In my earlier post at: waynemerry.wordpress.com/2012/07/25/improving-the-backpackable-vertical-antenna/ I still had two pending jobs:
- Fix the crocodile clip on the tapped loading coil
- Build an ugly balun
Clearly they don’t make ’em like they used to. I had not used this clip for very long, but already there were signs of stress, shown below:
The top part of the clip is bending and cannot take any force without further yielding. The material is “stooffed”.
A simple job, and also I can fix a problem with the tapping coil being a little too short. I recently purchased some LiPo chargers that came with crocodile clips for their DC power, but I use alternative cables with anderson poles – no clips for my DC power thank you!
The job nearly finished is shown below, with just some electrical tape over the solder joint. Much easier to connect to the bottom of the coil for bypassing, which I need to do on 20 and above. Bonus!
The job of an ugly balun is to be a choke to common mode currents. RF is supplied on the centre conductor in coax and the return is on the inner of the coax shield (through the skin effect). There is effectively a third conductor which is the outer of the shield and this is where common mode currents can arise. I have no doubt that they do arise with a coax fed vertical – if I do nothing about them, there is RF at the radio. It interferes with my CW key and it significantly raises the noise floor on receive. This is especially if there is other stuff around nearby, such as a commercial comms tower on the top of a hill or mountain when activating nearby for SOTA. Common mode currents also mean that the coax acts as an antenna rather than a transmission line. This antenna is lying on the ground – not so good.

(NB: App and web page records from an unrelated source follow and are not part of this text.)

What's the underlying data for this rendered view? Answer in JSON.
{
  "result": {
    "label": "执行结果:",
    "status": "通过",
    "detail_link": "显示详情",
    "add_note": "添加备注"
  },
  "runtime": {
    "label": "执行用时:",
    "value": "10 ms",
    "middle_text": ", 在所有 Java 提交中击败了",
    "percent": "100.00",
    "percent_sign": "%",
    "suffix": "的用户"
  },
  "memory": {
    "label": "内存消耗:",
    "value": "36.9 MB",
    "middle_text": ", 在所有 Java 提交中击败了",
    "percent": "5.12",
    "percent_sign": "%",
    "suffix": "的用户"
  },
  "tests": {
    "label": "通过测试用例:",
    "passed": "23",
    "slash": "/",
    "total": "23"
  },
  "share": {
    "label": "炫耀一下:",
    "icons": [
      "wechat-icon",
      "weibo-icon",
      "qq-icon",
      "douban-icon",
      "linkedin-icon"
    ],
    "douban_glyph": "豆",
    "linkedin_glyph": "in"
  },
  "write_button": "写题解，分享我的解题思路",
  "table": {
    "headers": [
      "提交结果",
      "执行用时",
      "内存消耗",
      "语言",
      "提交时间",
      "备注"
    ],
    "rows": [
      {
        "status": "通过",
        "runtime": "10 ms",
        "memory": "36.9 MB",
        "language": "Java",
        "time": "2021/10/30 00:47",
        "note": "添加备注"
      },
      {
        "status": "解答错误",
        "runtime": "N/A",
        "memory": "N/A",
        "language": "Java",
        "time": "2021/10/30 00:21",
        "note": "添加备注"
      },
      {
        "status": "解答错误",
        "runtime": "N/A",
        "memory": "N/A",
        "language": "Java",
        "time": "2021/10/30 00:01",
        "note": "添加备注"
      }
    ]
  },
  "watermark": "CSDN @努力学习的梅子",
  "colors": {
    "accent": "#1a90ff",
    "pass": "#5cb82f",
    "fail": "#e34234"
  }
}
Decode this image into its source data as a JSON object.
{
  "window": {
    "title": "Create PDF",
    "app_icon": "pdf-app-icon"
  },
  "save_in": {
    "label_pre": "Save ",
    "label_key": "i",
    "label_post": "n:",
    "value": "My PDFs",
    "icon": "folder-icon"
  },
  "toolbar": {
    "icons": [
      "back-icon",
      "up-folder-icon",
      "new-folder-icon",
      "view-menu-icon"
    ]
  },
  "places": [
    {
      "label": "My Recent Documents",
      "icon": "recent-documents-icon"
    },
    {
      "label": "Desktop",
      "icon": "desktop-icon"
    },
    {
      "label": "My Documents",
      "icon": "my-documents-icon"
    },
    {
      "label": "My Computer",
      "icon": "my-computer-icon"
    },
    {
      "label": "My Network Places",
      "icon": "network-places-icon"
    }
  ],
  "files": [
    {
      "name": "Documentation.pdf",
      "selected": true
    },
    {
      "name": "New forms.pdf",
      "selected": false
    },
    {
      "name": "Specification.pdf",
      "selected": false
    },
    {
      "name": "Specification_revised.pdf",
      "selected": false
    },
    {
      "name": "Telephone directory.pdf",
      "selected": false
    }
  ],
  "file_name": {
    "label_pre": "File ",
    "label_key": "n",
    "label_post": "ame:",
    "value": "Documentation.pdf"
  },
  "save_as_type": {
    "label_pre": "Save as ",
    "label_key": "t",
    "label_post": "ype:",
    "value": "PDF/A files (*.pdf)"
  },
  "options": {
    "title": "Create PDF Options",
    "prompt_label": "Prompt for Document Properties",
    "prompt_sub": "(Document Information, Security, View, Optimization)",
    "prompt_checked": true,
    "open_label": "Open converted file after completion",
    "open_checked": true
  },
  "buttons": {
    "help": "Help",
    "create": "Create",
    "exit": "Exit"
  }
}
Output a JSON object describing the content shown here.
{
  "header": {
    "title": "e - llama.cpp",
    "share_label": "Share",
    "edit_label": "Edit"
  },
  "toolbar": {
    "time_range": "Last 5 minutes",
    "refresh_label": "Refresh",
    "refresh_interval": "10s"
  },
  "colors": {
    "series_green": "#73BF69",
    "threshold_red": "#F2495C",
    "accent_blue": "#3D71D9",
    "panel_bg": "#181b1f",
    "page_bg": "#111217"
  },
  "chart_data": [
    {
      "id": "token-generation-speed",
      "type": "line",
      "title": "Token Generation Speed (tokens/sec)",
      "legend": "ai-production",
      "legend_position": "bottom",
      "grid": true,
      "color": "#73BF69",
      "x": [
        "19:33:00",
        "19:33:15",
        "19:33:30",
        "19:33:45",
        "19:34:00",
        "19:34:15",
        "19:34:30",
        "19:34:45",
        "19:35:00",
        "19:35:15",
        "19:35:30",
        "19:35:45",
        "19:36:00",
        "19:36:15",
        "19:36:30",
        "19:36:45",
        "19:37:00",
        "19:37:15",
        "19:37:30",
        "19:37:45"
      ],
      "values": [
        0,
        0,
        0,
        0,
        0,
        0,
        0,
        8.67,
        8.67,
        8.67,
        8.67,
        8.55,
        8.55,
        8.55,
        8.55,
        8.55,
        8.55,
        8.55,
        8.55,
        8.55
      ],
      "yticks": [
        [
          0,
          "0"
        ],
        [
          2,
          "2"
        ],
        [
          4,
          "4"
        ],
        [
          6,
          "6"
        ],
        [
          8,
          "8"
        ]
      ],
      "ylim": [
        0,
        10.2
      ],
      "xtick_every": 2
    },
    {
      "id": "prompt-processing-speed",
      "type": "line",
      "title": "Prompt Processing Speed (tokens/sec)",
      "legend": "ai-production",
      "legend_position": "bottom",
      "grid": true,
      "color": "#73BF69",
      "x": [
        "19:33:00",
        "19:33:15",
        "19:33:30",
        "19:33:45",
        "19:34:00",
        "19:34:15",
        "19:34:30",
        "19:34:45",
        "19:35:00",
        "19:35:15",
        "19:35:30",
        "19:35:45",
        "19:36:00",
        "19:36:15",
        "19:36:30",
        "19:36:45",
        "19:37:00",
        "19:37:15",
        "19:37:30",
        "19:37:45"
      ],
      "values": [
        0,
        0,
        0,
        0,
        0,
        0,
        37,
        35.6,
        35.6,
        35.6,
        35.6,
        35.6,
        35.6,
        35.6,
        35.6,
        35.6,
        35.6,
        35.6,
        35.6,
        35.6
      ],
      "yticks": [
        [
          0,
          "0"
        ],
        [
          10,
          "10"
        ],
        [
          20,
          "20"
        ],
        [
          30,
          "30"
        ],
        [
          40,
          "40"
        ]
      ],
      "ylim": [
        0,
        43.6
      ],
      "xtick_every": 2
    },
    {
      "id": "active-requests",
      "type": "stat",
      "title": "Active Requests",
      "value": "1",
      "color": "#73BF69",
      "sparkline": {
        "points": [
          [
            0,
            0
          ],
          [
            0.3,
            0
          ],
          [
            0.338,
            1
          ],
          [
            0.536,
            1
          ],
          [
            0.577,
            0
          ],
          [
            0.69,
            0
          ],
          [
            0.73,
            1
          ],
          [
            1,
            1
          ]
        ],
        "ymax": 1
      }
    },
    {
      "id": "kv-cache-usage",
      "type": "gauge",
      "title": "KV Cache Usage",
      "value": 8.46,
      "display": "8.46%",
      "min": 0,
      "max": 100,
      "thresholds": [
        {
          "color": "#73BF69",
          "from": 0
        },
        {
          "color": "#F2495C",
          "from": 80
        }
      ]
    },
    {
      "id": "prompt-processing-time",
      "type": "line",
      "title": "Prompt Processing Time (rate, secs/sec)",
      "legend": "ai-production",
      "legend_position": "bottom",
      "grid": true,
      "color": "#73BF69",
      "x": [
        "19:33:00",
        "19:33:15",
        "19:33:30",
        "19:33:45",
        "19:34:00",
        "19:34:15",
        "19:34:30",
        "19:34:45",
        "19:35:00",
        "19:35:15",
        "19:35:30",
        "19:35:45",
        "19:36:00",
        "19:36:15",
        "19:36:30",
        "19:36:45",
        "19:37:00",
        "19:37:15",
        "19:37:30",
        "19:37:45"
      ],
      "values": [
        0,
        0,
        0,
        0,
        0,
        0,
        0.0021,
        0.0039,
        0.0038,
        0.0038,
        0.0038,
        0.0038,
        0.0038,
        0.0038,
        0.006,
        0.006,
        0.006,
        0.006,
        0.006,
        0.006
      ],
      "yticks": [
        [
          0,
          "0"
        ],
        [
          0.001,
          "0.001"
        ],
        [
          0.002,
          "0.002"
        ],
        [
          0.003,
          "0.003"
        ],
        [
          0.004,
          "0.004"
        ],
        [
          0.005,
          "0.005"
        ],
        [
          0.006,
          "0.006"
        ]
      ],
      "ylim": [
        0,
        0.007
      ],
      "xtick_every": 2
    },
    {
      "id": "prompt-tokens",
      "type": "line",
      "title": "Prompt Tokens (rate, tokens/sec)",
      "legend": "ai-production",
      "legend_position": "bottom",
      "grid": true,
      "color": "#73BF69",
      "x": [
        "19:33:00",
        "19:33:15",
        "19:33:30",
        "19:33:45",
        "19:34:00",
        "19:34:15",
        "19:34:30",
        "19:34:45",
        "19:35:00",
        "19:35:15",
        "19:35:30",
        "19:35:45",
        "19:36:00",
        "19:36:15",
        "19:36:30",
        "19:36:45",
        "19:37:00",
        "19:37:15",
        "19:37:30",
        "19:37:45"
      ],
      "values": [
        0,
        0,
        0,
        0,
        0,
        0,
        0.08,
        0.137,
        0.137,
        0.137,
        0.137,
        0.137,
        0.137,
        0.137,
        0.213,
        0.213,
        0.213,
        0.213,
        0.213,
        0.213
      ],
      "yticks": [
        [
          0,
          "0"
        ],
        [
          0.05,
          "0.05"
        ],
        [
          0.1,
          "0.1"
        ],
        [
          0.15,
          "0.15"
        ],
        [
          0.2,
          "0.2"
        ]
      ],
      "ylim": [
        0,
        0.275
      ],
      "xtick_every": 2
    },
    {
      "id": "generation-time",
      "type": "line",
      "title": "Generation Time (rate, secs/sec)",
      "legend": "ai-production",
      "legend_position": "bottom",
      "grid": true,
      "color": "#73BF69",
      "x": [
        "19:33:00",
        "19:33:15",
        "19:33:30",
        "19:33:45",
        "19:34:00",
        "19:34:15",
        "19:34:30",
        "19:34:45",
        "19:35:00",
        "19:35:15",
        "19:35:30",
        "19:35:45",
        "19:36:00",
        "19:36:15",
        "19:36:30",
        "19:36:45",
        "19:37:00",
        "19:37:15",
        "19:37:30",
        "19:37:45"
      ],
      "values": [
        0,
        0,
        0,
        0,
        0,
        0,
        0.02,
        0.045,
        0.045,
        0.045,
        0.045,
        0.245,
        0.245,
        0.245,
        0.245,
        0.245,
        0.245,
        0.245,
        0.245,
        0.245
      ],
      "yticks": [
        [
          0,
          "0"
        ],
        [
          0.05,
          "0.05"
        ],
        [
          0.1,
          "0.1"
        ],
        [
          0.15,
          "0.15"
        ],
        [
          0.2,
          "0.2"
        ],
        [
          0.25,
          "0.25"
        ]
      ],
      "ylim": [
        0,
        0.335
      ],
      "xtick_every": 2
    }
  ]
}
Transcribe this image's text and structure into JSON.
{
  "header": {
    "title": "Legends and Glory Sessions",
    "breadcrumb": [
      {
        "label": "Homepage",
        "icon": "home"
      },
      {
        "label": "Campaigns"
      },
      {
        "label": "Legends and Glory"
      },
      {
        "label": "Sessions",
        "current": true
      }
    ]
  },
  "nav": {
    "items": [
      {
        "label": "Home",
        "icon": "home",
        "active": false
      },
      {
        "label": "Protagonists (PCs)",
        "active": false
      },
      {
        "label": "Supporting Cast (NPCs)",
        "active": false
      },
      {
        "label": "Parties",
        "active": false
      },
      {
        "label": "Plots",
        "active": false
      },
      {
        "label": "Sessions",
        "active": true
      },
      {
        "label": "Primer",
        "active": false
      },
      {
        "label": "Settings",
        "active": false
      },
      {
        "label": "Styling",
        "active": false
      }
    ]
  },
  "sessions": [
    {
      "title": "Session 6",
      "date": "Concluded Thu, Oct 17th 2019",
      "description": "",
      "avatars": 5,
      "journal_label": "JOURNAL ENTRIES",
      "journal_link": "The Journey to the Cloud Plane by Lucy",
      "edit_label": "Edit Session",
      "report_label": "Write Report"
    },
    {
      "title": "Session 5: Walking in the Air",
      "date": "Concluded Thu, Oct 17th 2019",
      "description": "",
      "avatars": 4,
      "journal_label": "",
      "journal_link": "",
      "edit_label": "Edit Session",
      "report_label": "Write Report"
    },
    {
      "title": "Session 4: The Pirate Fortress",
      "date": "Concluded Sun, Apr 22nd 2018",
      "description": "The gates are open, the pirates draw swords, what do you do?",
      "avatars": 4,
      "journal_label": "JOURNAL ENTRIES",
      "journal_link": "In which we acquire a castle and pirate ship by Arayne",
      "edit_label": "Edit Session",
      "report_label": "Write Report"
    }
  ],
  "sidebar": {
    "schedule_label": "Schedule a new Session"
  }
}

It is clear that we do not want common mode currents, so we need to get rid of them, and one approach is to use baluns which is what I have been doing, but now I want to put the ATU right on the feedpoint. Solution is an Ugly Balun. This is not really a balun at all, it is merely a current choke.
Designing the ugly balun
In an ugly balun, coax is used to wind around something. This does not affect the inner conductor and the return on the shield. It does expose common mode currents to reactance, and if this is high enough, it will effectively block it. I have read in a number of places that 500ohms of reactance is what is needed to be a good block. Another way to look at this is the reactance should be 10 times more than the resistance of the antenna – presuming the antenna is resonant.
There is a good inductance calculator at: http://hamwaves.com/antennas/inductance.html. I have used this many times and it gives good matches to what is measured using a VNA.
I settled on 21 turns. This gives the following reactance values:
- 154ohm @ 1.85MHz, which is not very high, but will get rid of the bulk of it
- 300ohms @ 3.59MHz, which should get rid of around 90% + of it
- 600ohms @ 7.1MHz, looking good
- 3000ohms @ 21MHz
- -11000ohms @ 28MHz. This point is just above coil resonance and it has effectively just turn capacitive – will still block the common mode currents though, so it’s all good.
I used 50mm internal diameter PVC pipe and cut it about 125mm long. I drilled 2 holes at the appropriate spots with a M5 drill bit. After penetrating with the bit, I put it on an angle so I would not excessively bend the LMR195 coax to go through the hole.
Here is what the ugly balun looks like after coiling and threading the coax:
Next up was to put some connectors on the coax. I use UHF connectors for HF in the field (I also use it for 6m as well). I know that BNC is the QRP standard, but sometimes I’m QRO. I used a male UHF connector on one end to plug into the ATU, and a female connector at the other, for a run of coax to wherever I will operate the radio – keep in mind, this whole setup is for portable activations – typically Summits on the air (SOTA). These connectors I obtained at www.rfsupplier.com/.
UHF connectors need soldering of the inner conductor, but the shield is crimped. After doing this, the ugly balun is ready for use:
Now time for testing. The next activation is soon enough, and that will be the real test, but for now I wanted to see what was the insertion loss of this thing. I hooked up to a VNApro in transmission mode:
A screenshot of a test between 1 and 30MHz is shown below:
Essentially, the insertion loss is around 0.25db from 15m and up, which is close to coil resonance. Lower down, the insertion loss is lower, around 0.19db at 20m, 0.14db at 40m and lower loss on the lower bands. I am happy with this, it is not much higher than the pure loss of the coax itself. It is interesting that there are some loss factors aside from the losses to be expected from LMR195, hence the flat line around 21MHz to 30MHz, which would not happen on a simple coax run. It will be interesting to see how this goes in the field.